▶ YOUR ASSIGNMENT: All records below are to be set down precisely as written, excluding pictures.

▶ STORED DATA:
*** Begin section ***

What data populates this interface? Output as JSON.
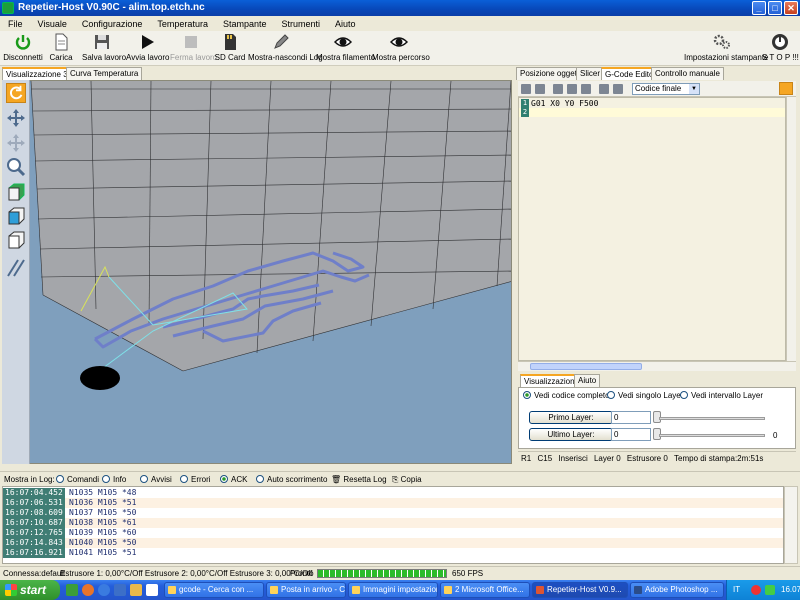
{
  "window": {
    "title": "Repetier-Host V0.90C - alim.top.etch.nc"
  },
  "menu": [
    "File",
    "Visuale",
    "Configurazione",
    "Temperatura",
    "Stampante",
    "Strumenti",
    "Aiuto"
  ],
  "toolbar": {
    "disconnect": "Disconnetti",
    "load": "Carica",
    "save_job": "Salva lavoro",
    "start_job": "Avvia lavoro",
    "stop_job": "Ferma lavoro",
    "sd_card": "SD Card",
    "toggle_log": "Mostra-nascondi Log",
    "show_filament": "Mostra filamento",
    "show_path": "Mostra percorso",
    "printer_settings": "Impostazioni stampante",
    "emergency_stop": "S T O P !!!"
  },
  "left_tabs": [
    "Visualizzazione 3D",
    "Curva Temperatura"
  ],
  "right_tabs": [
    "Posizione oggetto",
    "Slicer",
    "G-Code Editor",
    "Controllo manuale"
  ],
  "editor": {
    "code_select": "Codice finale",
    "lines": [
      {
        "num": "1",
        "text": "G01 X0 Y0 F500"
      },
      {
        "num": "2",
        "text": ""
      }
    ]
  },
  "vis_tabs": [
    "Visualizzazione",
    "Aiuto"
  ],
  "vis_options": {
    "full": "Vedi codice completo",
    "single": "Vedi singolo Layer",
    "range": "Vedi intervallo Layer",
    "first_layer_btn": "Primo Layer:",
    "last_layer_btn": "Ultimo Layer:",
    "first_layer_value": "0",
    "last_layer_value": "0",
    "slider_end_label": "0"
  },
  "editor_status": {
    "row": "R1",
    "col": "C15",
    "mode": "Inserisci",
    "layer": "Layer 0",
    "extruder": "Estrusore 0",
    "print_time": "Tempo di stampa:2m:51s"
  },
  "log": {
    "show_label": "Mostra in Log:",
    "filters": [
      "Comandi",
      "Info",
      "Avvisi",
      "Errori",
      "ACK",
      "Auto scorrimento"
    ],
    "reset": "Resetta Log",
    "copy": "Copia",
    "rows": [
      {
        "time": "16:07:04.452",
        "msg": "N1035 M105 *48"
      },
      {
        "time": "16:07:06.531",
        "msg": "N1036 M105 *51"
      },
      {
        "time": "16:07:08.609",
        "msg": "N1037 M105 *50"
      },
      {
        "time": "16:07:10.687",
        "msg": "N1038 M105 *61"
      },
      {
        "time": "16:07:12.765",
        "msg": "N1039 M105 *60"
      },
      {
        "time": "16:07:14.843",
        "msg": "N1040 M105 *50"
      },
      {
        "time": "16:07:16.921",
        "msg": "N1041 M105 *51"
      }
    ]
  },
  "status": {
    "connection": "Connessa:default",
    "extruders": "Estrusore 1: 0,00°C/Off Estrusore 2: 0,00°C/Off Estrusore 3: 0,00°C/Off",
    "ready": "Pronto",
    "fps": "650 FPS",
    "progress_fraction": 1.0
  },
  "taskbar": {
    "start": "start",
    "tasks": [
      "gcode - Cerca con ...",
      "Posta in arrivo - Ca...",
      "Immagini impostazioni",
      "2 Microsoft Office...",
      "Repetier-Host V0.9...",
      "Adobe Photoshop ..."
    ],
    "lang": "IT",
    "clock": "16.07"
  },
  "colors": {
    "accent": "#f5a623",
    "viewport_bg": "#7f9fbd",
    "log_time_bg": "#3f7d74",
    "path_color": "#6f7fc9"
  }
}
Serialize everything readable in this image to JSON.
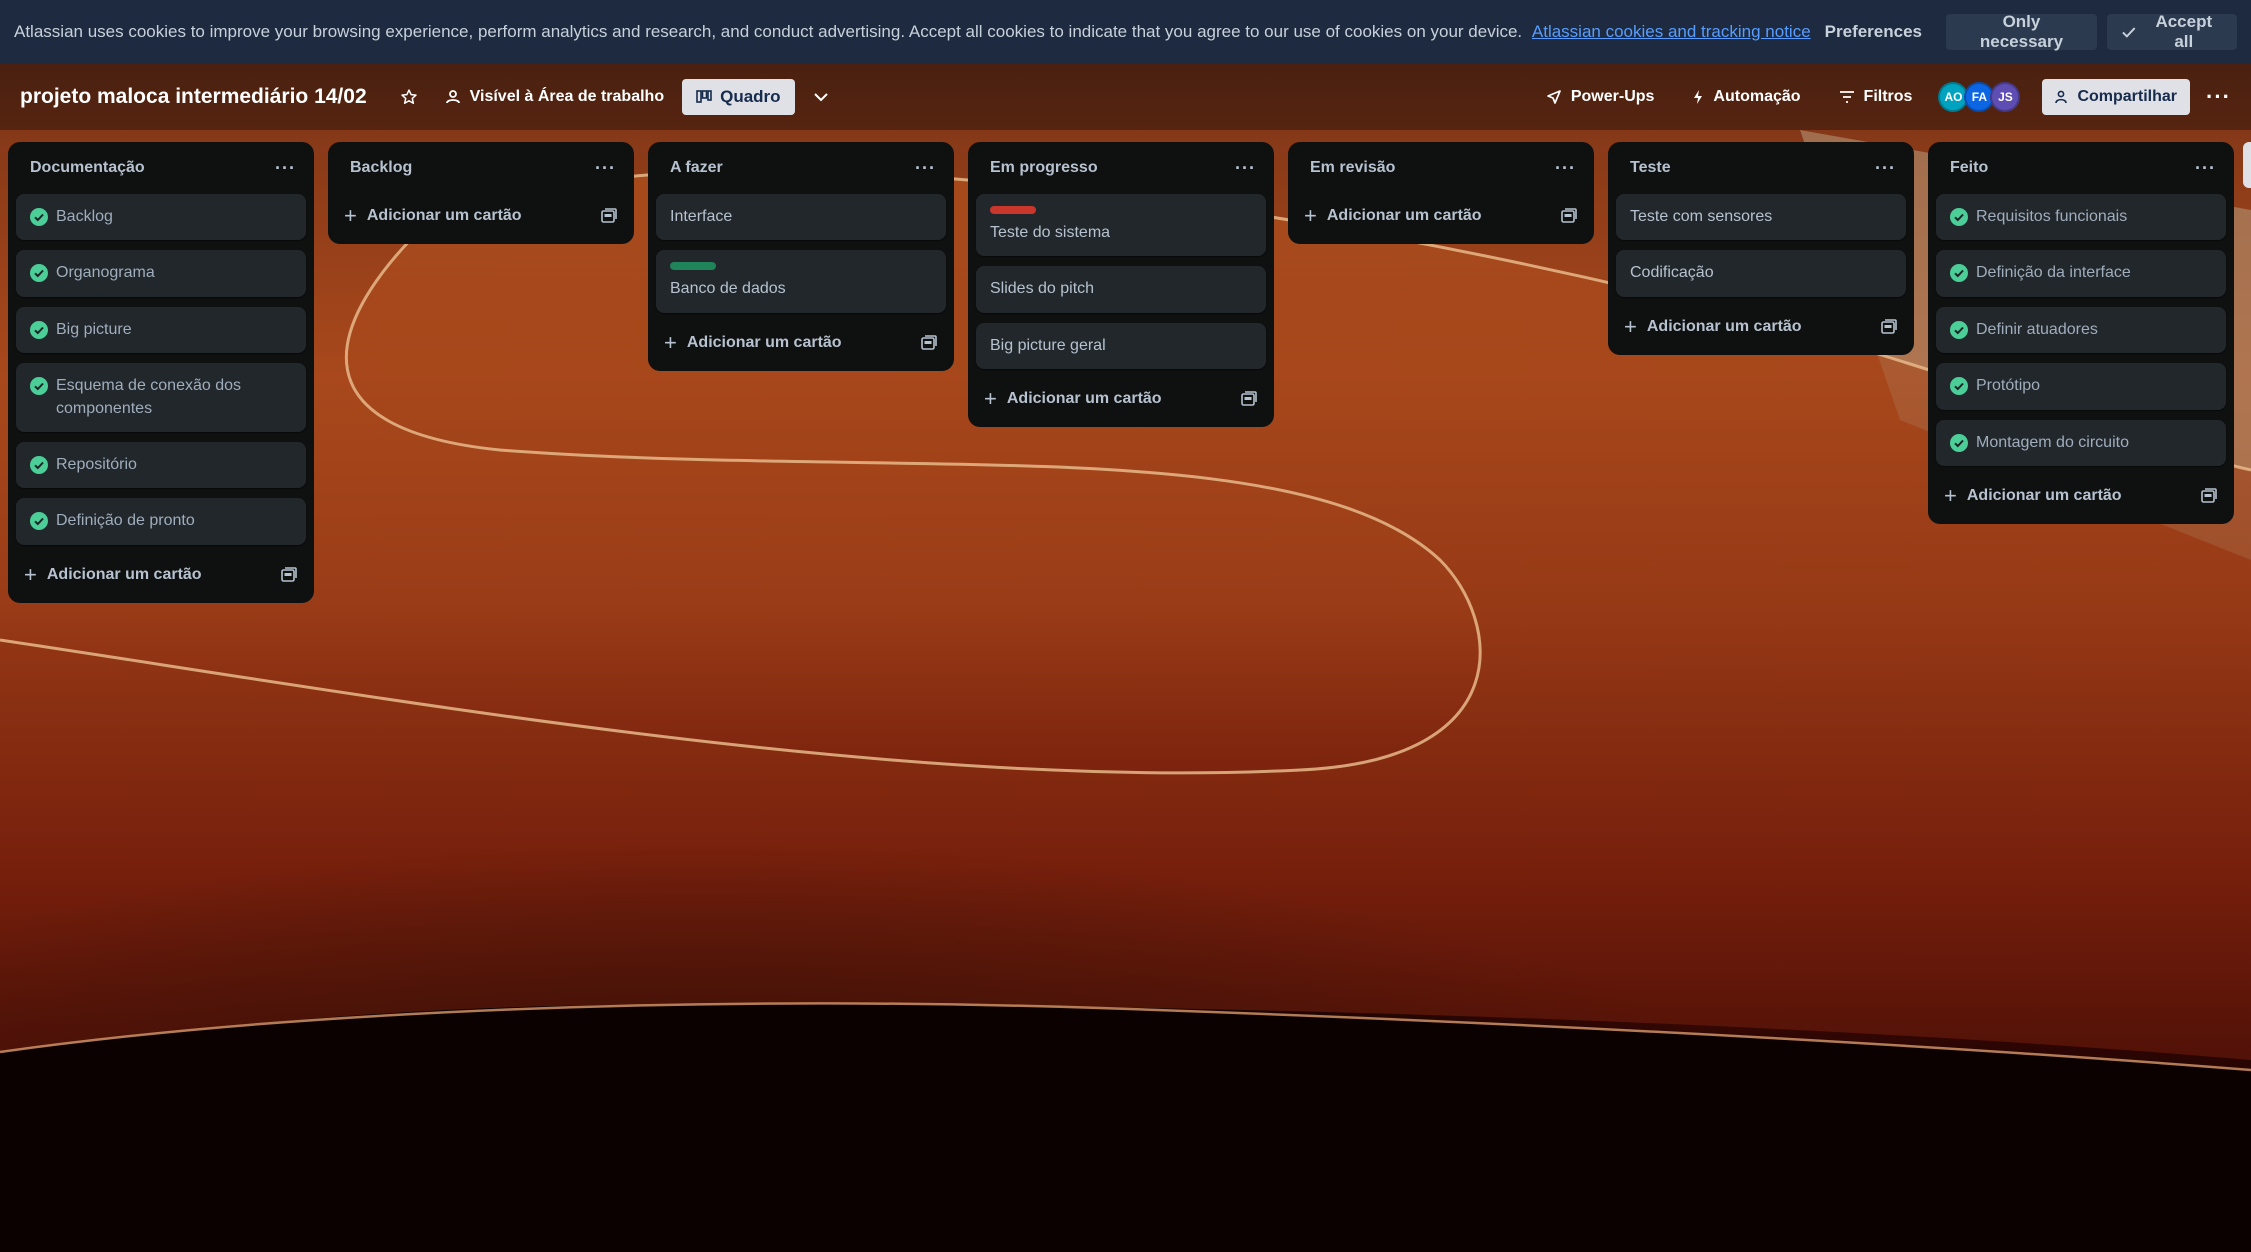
{
  "cookie_banner": {
    "text": "Atlassian uses cookies to improve your browsing experience, perform analytics and research, and conduct advertising. Accept all cookies to indicate that you agree to our use of cookies on your device.",
    "link": "Atlassian cookies and tracking notice",
    "preferences": "Preferences",
    "only_necessary": "Only necessary",
    "accept_all": "Accept all"
  },
  "header": {
    "board_title": "projeto maloca intermediário 14/02",
    "star_icon": "star-icon",
    "visibility": "Visível à Área de trabalho",
    "view": "Quadro",
    "power_ups": "Power-Ups",
    "automation": "Automação",
    "filters": "Filtros",
    "members": [
      {
        "initials": "AO",
        "color": "#00a3bf"
      },
      {
        "initials": "FA",
        "color": "#0c66e4"
      },
      {
        "initials": "JS",
        "color": "#5e4db2"
      }
    ],
    "share": "Compartilhar"
  },
  "add_card_label": "Adicionar um cartão",
  "lists": [
    {
      "title": "Documentação",
      "cards": [
        {
          "text": "Backlog",
          "done": true
        },
        {
          "text": "Organograma",
          "done": true
        },
        {
          "text": "Big picture",
          "done": true
        },
        {
          "text": "Esquema de conexão dos componentes",
          "done": true
        },
        {
          "text": "Repositório",
          "done": true
        },
        {
          "text": "Definição de pronto",
          "done": true
        }
      ]
    },
    {
      "title": "Backlog",
      "cards": []
    },
    {
      "title": "A fazer",
      "cards": [
        {
          "text": "Interface",
          "done": false
        },
        {
          "text": "Banco de dados",
          "done": false,
          "label_color": "#1f845a"
        }
      ]
    },
    {
      "title": "Em progresso",
      "cards": [
        {
          "text": "Teste do sistema",
          "done": false,
          "label_color": "#c9372c"
        },
        {
          "text": "Slides do pitch",
          "done": false
        },
        {
          "text": "Big picture geral",
          "done": false
        }
      ]
    },
    {
      "title": "Em revisão",
      "cards": []
    },
    {
      "title": "Teste",
      "cards": [
        {
          "text": "Teste com sensores",
          "done": false
        },
        {
          "text": "Codificação",
          "done": false
        }
      ]
    },
    {
      "title": "Feito",
      "cards": [
        {
          "text": "Requisitos funcionais",
          "done": true
        },
        {
          "text": "Definição da interface",
          "done": true
        },
        {
          "text": "Definir atuadores",
          "done": true
        },
        {
          "text": "Protótipo",
          "done": true
        },
        {
          "text": "Montagem do circuito",
          "done": true
        }
      ]
    }
  ],
  "colors": {
    "done_green": "#4bce97",
    "list_bg": "#0f1010",
    "card_bg": "#22272b",
    "cookie_bg": "#1d2a3f",
    "link_blue": "#579dff"
  }
}
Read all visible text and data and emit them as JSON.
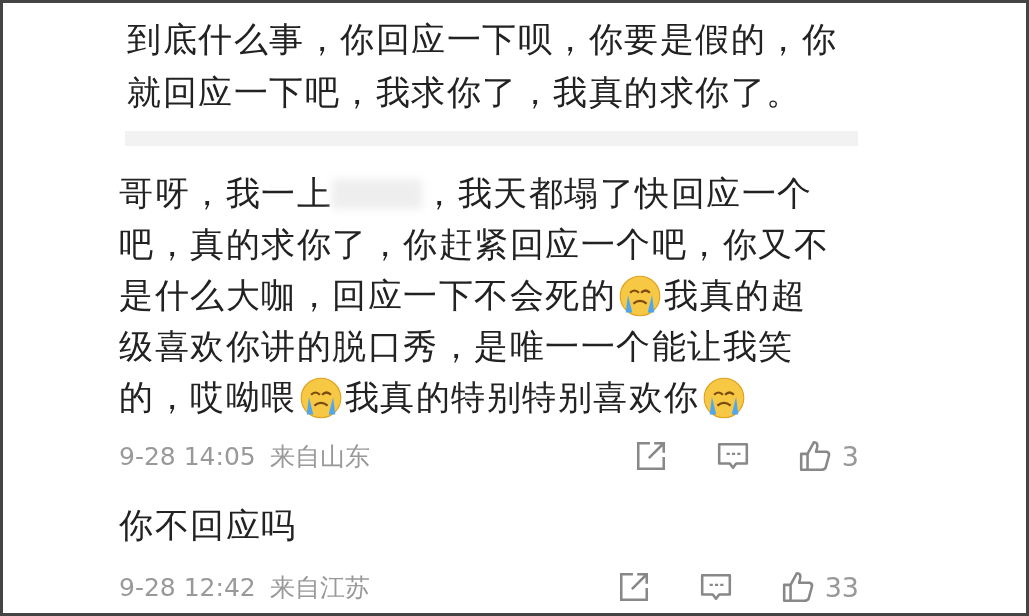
{
  "comments": [
    {
      "body": [
        [
          {
            "kind": "text",
            "text": "到底什么事，你回应一下呗，你要是假的，你"
          }
        ],
        [
          {
            "kind": "text",
            "text": "就回应一下吧，我求你了，我真的求你了。"
          }
        ]
      ]
    },
    {
      "body": [
        [
          {
            "kind": "text",
            "text": "哥呀，我一上"
          },
          {
            "kind": "redacted"
          },
          {
            "kind": "text",
            "text": "，我天都塌了快回应一个"
          }
        ],
        [
          {
            "kind": "text",
            "text": "吧，真的求你了，你赶紧回应一个吧，你又不"
          }
        ],
        [
          {
            "kind": "text",
            "text": "是什么大咖，回应一下不会死的"
          },
          {
            "kind": "emoji"
          },
          {
            "kind": "text",
            "text": "我真的超"
          }
        ],
        [
          {
            "kind": "text",
            "text": "级喜欢你讲的脱口秀，是唯一一个能让我笑"
          }
        ],
        [
          {
            "kind": "text",
            "text": "的，哎呦喂"
          },
          {
            "kind": "emoji"
          },
          {
            "kind": "text",
            "text": "我真的特别特别喜欢你"
          },
          {
            "kind": "emoji"
          }
        ]
      ],
      "meta": {
        "time": "9-28 14:05",
        "location": "来自山东",
        "likes": "3"
      }
    },
    {
      "body": [
        [
          {
            "kind": "text",
            "text": "你不回应吗"
          }
        ]
      ],
      "meta": {
        "time": "9-28 12:42",
        "location": "来自江苏",
        "likes": "33"
      }
    }
  ]
}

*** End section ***

▶ WRITTEN RESPONSE:
What data populates this interface? Output as JSON.
{
  "window": {
    "title": "Repetier-Host V0.90C - alim.top.etch.nc"
  },
  "menu": [
    "File",
    "Visuale",
    "Configurazione",
    "Temperatura",
    "Stampante",
    "Strumenti",
    "Aiuto"
  ],
  "toolbar": {
    "disconnect": "Disconnetti",
    "load": "Carica",
    "save_job": "Salva lavoro",
    "start_job": "Avvia lavoro",
    "stop_job": "Ferma lavoro",
    "sd_card": "SD Card",
    "toggle_log": "Mostra-nascondi Log",
    "show_filament": "Mostra filamento",
    "show_path": "Mostra percorso",
    "printer_settings": "Impostazioni stampante",
    "emergency_stop": "S T O P !!!"
  },
  "left_tabs": [
    "Visualizzazione 3D",
    "Curva Temperatura"
  ],
  "right_tabs": [
    "Posizione oggetto",
    "Slicer",
    "G-Code Editor",
    "Controllo manuale"
  ],
  "editor": {
    "code_select": "Codice finale",
    "lines": [
      {
        "num": "1",
        "text": "G01 X0 Y0 F500"
      },
      {
        "num": "2",
        "text": ""
      }
    ]
  },
  "vis_tabs": [
    "Visualizzazione",
    "Aiuto"
  ],
  "vis_options": {
    "full": "Vedi codice completo",
    "single": "Vedi singolo Layer",
    "range": "Vedi intervallo Layer",
    "first_layer_btn": "Primo Layer:",
    "last_layer_btn": "Ultimo Layer:",
    "first_layer_value": "0",
    "last_layer_value": "0",
    "slider_end_label": "0"
  },
  "editor_status": {
    "row": "R1",
    "col": "C15",
    "mode": "Inserisci",
    "layer": "Layer 0",
    "extruder": "Estrusore 0",
    "print_time": "Tempo di stampa:2m:51s"
  },
  "log": {
    "show_label": "Mostra in Log:",
    "filters": [
      "Comandi",
      "Info",
      "Avvisi",
      "Errori",
      "ACK",
      "Auto scorrimento"
    ],
    "reset": "Resetta Log",
    "copy": "Copia",
    "rows": [
      {
        "time": "16:07:04.452",
        "msg": "N1035 M105 *48"
      },
      {
        "time": "16:07:06.531",
        "msg": "N1036 M105 *51"
      },
      {
        "time": "16:07:08.609",
        "msg": "N1037 M105 *50"
      },
      {
        "time": "16:07:10.687",
        "msg": "N1038 M105 *61"
      },
      {
        "time": "16:07:12.765",
        "msg": "N1039 M105 *60"
      },
      {
        "time": "16:07:14.843",
        "msg": "N1040 M105 *50"
      },
      {
        "time": "16:07:16.921",
        "msg": "N1041 M105 *51"
      }
    ]
  },
  "status": {
    "connection": "Connessa:default",
    "extruders": "Estrusore 1: 0,00°C/Off Estrusore 2: 0,00°C/Off Estrusore 3: 0,00°C/Off",
    "ready": "Pronto",
    "fps": "650 FPS",
    "progress_fraction": 1.0
  },
  "taskbar": {
    "start": "start",
    "tasks": [
      "gcode - Cerca con ...",
      "Posta in arrivo - Ca...",
      "Immagini impostazioni",
      "2 Microsoft Office...",
      "Repetier-Host V0.9...",
      "Adobe Photoshop ..."
    ],
    "lang": "IT",
    "clock": "16.07"
  },
  "colors": {
    "accent": "#f5a623",
    "viewport_bg": "#7f9fbd",
    "log_time_bg": "#3f7d74",
    "path_color": "#6f7fc9"
  }
}
Serialize everything readable in this image to JSON.
{
  "cookie_banner": {
    "text": "Atlassian uses cookies to improve your browsing experience, perform analytics and research, and conduct advertising. Accept all cookies to indicate that you agree to our use of cookies on your device.",
    "link": "Atlassian cookies and tracking notice",
    "preferences": "Preferences",
    "only_necessary": "Only necessary",
    "accept_all": "Accept all"
  },
  "header": {
    "board_title": "projeto maloca intermediário 14/02",
    "star_icon": "star-icon",
    "visibility": "Visível à Área de trabalho",
    "view": "Quadro",
    "power_ups": "Power-Ups",
    "automation": "Automação",
    "filters": "Filtros",
    "members": [
      {
        "initials": "AO",
        "color": "#00a3bf"
      },
      {
        "initials": "FA",
        "color": "#0c66e4"
      },
      {
        "initials": "JS",
        "color": "#5e4db2"
      }
    ],
    "share": "Compartilhar"
  },
  "add_card_label": "Adicionar um cartão",
  "lists": [
    {
      "title": "Documentação",
      "cards": [
        {
          "text": "Backlog",
          "done": true
        },
        {
          "text": "Organograma",
          "done": true
        },
        {
          "text": "Big picture",
          "done": true
        },
        {
          "text": "Esquema de conexão dos componentes",
          "done": true
        },
        {
          "text": "Repositório",
          "done": true
        },
        {
          "text": "Definição de pronto",
          "done": true
        }
      ]
    },
    {
      "title": "Backlog",
      "cards": []
    },
    {
      "title": "A fazer",
      "cards": [
        {
          "text": "Interface",
          "done": false
        },
        {
          "text": "Banco de dados",
          "done": false,
          "label_color": "#1f845a"
        }
      ]
    },
    {
      "title": "Em progresso",
      "cards": [
        {
          "text": "Teste do sistema",
          "done": false,
          "label_color": "#c9372c"
        },
        {
          "text": "Slides do pitch",
          "done": false
        },
        {
          "text": "Big picture geral",
          "done": false
        }
      ]
    },
    {
      "title": "Em revisão",
      "cards": []
    },
    {
      "title": "Teste",
      "cards": [
        {
          "text": "Teste com sensores",
          "done": false
        },
        {
          "text": "Codificação",
          "done": false
        }
      ]
    },
    {
      "title": "Feito",
      "cards": [
        {
          "text": "Requisitos funcionais",
          "done": true
        },
        {
          "text": "Definição da interface",
          "done": true
        },
        {
          "text": "Definir atuadores",
          "done": true
        },
        {
          "text": "Protótipo",
          "done": true
        },
        {
          "text": "Montagem do circuito",
          "done": true
        }
      ]
    }
  ],
  "colors": {
    "done_green": "#4bce97",
    "list_bg": "#0f1010",
    "card_bg": "#22272b",
    "cookie_bg": "#1d2a3f",
    "link_blue": "#579dff"
  }
}
Read all visible text and data and emit them as JSON.
{
  "comments": [
    {
      "body": [
        [
          {
            "kind": "text",
            "text": "到底什么事，你回应一下呗，你要是假的，你"
          }
        ],
        [
          {
            "kind": "text",
            "text": "就回应一下吧，我求你了，我真的求你了。"
          }
        ]
      ]
    },
    {
      "body": [
        [
          {
            "kind": "text",
            "text": "哥呀，我一上"
          },
          {
            "kind": "redacted"
          },
          {
            "kind": "text",
            "text": "，我天都塌了快回应一个"
          }
        ],
        [
          {
            "kind": "text",
            "text": "吧，真的求你了，你赶紧回应一个吧，你又不"
          }
        ],
        [
          {
            "kind": "text",
            "text": "是什么大咖，回应一下不会死的"
          },
          {
            "kind": "emoji"
          },
          {
            "kind": "text",
            "text": "我真的超"
          }
        ],
        [
          {
            "kind": "text",
            "text": "级喜欢你讲的脱口秀，是唯一一个能让我笑"
          }
        ],
        [
          {
            "kind": "text",
            "text": "的，哎呦喂"
          },
          {
            "kind": "emoji"
          },
          {
            "kind": "text",
            "text": "我真的特别特别喜欢你"
          },
          {
            "kind": "emoji"
          }
        ]
      ],
      "meta": {
        "time": "9-28 14:05",
        "location": "来自山东",
        "likes": "3"
      }
    },
    {
      "body": [
        [
          {
            "kind": "text",
            "text": "你不回应吗"
          }
        ]
      ],
      "meta": {
        "time": "9-28 12:42",
        "location": "来自江苏",
        "likes": "33"
      }
    }
  ]
}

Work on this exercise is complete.